Re: Spectrum Analyzer Question


David Berlind
 

Hi everyone. I am the member who originally kicked this topic off and wanted to say thank you for all the information that you've provided to me. You've once again demonstrated to me how incredibly valuable this forum is and how wonderfully generous many of you are with your time and expertise and even your gear. Even if you didn't provide me with all the details for me to fully comprehend your answers, you provided me with enough so that Google could help me do the rest (in most cases). I've received several messages off-forum offering to donate their gear to me if I can pick up (unfortunately all out of reasonable driving reach for me). But thank you so much for your offers. Here are some things I learned:

1. The expense associated with spectrum analyzers is not an anomaly associated with some of the for sale listings that I originally spotted. As Dennis T pointed out, this may turn out to be the most expensive acquisition in my lab. This is OK with me. It may just mean I wait longer than I originally hoped to save up for one.
2. Resolution bandwith (RBW, an acronym I did not know prior to this conversation) will matter to my application (for example to observe sidebands and the various mixer by products).
3. As a greenhorn looking to get his feet wet with spectrum analysis, I might be better off with the economically attractive software defined radio (SDR) option or the nanoVNA approach. I've been using Google with various degrees of success to understand exactly how both work as potential substitutes. I would not have known to look for these before.
4. That I should experiment with the FFT option of my TDS 680B oscilloscope as a part of my exploration (something that I would never have thought to do)
5. That I have to take extra special care when using a spectrum analyzer -- that it's super easy to make a mistake and blow up the sensitive inputs.
6. That some spectrum analyzers have so much packed into a small space that fixing a used one can be very challenging. It's something to think about before acquiring a used device that may be in need of immediate service because of its age
7. There are important differences between the various Tek 7000 plug-in SAs that should be appreciated before just buying any one of them and there are other manufacturers of SAs worth considering. I'll stop there since this is the Tek forum (and am glad someone moved a fork of the conversation over to the HP/Agilent forum for an equally educational conversation of alternative options).

I could go on, but hopefully you get the point. Ever since joining this forum, its members have been so helpful in helping me to advance my understanding of electronics even when I don't know what it is I don't know. Not just in answer my posts, but other posts too. Yes, through a Tektronix lens which is fine since I now have six Tek scopes and a 577 curve tracer. It's also fine because I realize that some of the most knowledgeable electronics experts in the world are right here on this forum. The Tektronix pedigree is amazing. In addition to being thankful, I've done some to pay it forward, given away some plug-ins and parts to other members, and helped in other ways. I only hope it's enough given what I've gotten out of it.

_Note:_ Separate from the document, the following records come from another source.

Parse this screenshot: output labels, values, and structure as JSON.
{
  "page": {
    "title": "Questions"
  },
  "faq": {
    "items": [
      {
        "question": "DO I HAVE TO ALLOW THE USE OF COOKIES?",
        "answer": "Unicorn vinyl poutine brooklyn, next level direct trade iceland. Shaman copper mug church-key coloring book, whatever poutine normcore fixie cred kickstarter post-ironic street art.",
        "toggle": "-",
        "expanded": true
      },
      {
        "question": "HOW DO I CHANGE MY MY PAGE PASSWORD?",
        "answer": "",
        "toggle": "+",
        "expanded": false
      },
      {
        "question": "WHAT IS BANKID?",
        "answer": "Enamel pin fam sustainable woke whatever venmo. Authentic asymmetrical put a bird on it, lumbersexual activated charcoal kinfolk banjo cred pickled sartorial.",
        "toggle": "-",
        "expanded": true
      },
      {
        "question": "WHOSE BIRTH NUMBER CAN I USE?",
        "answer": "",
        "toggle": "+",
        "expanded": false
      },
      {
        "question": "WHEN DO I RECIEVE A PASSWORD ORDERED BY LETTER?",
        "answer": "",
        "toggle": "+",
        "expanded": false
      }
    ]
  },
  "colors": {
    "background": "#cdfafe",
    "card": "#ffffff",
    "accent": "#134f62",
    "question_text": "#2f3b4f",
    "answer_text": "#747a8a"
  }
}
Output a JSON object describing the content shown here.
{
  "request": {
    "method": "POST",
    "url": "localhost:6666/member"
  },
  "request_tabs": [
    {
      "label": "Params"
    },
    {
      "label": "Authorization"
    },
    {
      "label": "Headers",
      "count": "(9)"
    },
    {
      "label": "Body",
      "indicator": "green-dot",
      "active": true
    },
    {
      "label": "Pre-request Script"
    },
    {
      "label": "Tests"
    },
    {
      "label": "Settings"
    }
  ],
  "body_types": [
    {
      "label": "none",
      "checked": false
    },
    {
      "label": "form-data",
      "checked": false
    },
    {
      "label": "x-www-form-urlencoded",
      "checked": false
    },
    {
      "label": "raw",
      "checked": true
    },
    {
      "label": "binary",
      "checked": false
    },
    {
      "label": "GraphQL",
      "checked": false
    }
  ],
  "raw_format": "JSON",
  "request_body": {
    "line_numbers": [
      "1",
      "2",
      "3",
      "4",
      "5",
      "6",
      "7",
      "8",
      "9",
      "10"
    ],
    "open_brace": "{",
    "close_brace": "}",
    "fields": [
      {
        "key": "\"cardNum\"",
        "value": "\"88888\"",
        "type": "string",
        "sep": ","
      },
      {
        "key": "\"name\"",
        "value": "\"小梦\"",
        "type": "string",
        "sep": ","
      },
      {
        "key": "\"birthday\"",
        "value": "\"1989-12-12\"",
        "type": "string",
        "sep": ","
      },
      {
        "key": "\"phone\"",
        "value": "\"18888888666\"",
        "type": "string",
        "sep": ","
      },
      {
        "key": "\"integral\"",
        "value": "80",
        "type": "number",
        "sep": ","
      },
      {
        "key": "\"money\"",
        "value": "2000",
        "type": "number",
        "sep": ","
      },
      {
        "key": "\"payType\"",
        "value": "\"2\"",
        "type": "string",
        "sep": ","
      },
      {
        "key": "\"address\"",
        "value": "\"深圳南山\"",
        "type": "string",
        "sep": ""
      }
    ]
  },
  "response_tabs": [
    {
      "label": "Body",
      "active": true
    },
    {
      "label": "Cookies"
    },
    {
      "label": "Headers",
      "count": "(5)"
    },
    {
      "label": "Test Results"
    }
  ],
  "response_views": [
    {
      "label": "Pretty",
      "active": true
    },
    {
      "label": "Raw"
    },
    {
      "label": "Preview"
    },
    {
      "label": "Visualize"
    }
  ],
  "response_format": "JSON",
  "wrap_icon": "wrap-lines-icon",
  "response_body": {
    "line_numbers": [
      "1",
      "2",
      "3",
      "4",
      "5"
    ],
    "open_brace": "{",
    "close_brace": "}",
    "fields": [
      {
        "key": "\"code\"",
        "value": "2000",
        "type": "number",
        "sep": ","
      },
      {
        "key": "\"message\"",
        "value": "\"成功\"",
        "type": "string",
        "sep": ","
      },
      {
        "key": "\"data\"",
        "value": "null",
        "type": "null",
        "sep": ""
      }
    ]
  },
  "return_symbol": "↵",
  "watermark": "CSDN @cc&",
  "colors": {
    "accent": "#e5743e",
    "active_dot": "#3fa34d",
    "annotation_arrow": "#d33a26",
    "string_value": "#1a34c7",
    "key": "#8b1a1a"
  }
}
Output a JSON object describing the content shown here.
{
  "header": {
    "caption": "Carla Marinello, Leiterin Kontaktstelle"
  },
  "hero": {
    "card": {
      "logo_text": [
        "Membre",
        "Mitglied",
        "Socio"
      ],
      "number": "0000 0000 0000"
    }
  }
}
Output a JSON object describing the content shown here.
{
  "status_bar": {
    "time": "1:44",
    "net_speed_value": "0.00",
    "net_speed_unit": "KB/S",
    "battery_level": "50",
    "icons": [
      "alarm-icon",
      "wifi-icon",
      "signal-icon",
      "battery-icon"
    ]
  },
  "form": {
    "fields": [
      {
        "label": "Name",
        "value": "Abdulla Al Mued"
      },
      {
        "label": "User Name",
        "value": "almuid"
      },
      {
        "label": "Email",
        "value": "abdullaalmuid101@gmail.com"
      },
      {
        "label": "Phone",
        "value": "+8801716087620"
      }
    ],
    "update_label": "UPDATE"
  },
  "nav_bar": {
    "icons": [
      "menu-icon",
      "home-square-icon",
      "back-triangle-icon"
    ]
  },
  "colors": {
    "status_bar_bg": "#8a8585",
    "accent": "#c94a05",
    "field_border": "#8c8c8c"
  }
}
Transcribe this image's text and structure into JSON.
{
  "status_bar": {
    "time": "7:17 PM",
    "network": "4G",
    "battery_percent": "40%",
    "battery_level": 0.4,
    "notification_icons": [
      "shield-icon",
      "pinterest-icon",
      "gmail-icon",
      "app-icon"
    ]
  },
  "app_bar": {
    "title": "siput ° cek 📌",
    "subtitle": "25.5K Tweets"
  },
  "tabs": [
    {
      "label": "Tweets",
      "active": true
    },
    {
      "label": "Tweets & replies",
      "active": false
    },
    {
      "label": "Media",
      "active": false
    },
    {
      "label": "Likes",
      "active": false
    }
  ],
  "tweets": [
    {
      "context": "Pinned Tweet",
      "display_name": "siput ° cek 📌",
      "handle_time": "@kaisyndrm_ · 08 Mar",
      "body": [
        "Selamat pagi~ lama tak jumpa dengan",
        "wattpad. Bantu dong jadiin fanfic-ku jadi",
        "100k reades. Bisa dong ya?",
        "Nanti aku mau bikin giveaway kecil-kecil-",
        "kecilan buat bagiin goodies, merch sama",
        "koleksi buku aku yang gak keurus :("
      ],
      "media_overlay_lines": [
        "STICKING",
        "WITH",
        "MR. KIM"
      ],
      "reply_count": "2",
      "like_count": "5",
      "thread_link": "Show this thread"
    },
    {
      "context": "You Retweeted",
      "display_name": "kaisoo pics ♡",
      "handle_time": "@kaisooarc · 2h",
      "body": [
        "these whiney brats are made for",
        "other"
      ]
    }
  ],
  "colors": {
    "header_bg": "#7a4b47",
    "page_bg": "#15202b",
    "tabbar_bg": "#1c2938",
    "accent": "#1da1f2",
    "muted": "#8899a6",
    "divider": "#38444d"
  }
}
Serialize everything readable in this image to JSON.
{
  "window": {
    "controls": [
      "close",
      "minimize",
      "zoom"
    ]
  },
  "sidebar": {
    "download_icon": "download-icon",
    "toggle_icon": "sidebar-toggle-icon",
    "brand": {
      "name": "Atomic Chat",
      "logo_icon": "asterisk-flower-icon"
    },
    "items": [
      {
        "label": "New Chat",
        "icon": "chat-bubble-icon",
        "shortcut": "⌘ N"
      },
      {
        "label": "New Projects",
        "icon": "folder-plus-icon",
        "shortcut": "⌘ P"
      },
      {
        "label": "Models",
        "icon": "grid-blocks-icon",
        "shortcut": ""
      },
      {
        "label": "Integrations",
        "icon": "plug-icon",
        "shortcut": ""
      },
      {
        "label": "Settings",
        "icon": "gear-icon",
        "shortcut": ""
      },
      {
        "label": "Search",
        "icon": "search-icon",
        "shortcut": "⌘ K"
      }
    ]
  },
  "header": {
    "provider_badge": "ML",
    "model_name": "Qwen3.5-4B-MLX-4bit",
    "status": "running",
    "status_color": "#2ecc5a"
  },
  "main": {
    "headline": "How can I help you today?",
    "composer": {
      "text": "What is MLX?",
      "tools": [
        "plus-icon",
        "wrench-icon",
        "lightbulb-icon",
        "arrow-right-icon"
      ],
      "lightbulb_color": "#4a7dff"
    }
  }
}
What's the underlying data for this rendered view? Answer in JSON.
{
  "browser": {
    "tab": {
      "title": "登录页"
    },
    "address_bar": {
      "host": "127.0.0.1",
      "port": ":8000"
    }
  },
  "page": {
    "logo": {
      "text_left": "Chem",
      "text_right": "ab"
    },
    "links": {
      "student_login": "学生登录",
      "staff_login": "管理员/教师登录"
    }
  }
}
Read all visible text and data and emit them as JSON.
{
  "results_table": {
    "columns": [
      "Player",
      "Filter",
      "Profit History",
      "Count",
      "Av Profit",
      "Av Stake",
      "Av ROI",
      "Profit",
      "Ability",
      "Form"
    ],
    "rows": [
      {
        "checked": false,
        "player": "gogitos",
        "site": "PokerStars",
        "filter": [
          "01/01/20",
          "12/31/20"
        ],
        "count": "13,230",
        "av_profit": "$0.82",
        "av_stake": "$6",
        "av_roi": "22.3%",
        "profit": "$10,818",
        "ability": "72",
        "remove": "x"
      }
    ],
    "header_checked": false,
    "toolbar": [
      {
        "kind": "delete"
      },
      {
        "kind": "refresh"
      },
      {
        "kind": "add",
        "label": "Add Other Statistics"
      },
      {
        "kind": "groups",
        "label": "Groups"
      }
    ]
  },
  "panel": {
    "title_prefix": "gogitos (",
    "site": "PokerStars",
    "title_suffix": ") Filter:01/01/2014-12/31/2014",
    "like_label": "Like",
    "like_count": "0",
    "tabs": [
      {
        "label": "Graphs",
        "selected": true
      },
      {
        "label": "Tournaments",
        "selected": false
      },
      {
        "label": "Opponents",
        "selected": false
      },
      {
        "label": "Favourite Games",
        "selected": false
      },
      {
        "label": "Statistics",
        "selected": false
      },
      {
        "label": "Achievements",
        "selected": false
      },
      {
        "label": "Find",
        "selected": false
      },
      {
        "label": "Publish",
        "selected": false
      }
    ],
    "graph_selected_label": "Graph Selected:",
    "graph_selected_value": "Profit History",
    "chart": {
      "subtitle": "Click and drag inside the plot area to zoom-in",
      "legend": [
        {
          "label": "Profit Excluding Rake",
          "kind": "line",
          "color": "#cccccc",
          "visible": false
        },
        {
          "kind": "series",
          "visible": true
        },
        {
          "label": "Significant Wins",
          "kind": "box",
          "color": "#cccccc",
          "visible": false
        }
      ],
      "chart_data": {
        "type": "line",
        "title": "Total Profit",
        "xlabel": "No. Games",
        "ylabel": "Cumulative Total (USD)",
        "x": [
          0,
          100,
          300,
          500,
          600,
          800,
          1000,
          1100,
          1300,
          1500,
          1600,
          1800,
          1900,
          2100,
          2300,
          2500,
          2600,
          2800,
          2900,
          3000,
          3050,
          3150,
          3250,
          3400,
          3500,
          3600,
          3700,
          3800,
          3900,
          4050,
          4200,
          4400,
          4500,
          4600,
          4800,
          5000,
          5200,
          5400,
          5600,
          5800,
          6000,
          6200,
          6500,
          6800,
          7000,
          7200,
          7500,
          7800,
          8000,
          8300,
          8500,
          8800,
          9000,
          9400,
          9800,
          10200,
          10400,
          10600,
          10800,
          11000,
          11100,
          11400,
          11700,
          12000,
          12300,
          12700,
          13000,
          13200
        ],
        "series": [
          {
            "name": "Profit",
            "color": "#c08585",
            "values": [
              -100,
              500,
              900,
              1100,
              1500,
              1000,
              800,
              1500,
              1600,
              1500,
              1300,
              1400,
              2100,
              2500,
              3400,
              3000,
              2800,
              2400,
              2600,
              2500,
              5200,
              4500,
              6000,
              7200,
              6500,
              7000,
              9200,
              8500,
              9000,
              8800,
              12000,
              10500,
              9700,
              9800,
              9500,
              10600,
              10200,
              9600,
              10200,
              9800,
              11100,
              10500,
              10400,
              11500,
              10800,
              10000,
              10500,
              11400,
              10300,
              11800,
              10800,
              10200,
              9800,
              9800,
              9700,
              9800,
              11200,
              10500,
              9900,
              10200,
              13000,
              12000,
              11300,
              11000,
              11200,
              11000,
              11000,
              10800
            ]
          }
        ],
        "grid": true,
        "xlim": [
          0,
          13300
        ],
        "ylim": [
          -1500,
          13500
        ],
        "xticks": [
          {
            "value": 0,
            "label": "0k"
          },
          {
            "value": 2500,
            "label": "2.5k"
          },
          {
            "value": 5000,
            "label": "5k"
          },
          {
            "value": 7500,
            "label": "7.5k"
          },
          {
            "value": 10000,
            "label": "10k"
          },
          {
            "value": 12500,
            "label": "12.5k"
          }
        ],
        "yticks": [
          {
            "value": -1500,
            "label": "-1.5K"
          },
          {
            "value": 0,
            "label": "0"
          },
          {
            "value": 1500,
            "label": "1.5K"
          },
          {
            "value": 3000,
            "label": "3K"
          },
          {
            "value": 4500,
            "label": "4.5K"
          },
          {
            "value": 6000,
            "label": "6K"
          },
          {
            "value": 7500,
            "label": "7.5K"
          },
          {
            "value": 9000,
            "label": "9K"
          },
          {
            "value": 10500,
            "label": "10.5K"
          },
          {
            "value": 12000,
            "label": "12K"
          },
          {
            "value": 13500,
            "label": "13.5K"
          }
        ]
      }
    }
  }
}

Thanks again to all you. I will continue my SA studies because of your help and maybe a few years from now, I'll be able to help some other new member find their way with a new endeavor.

David

Join TekScopes@groups.io to automatically receive all group messages.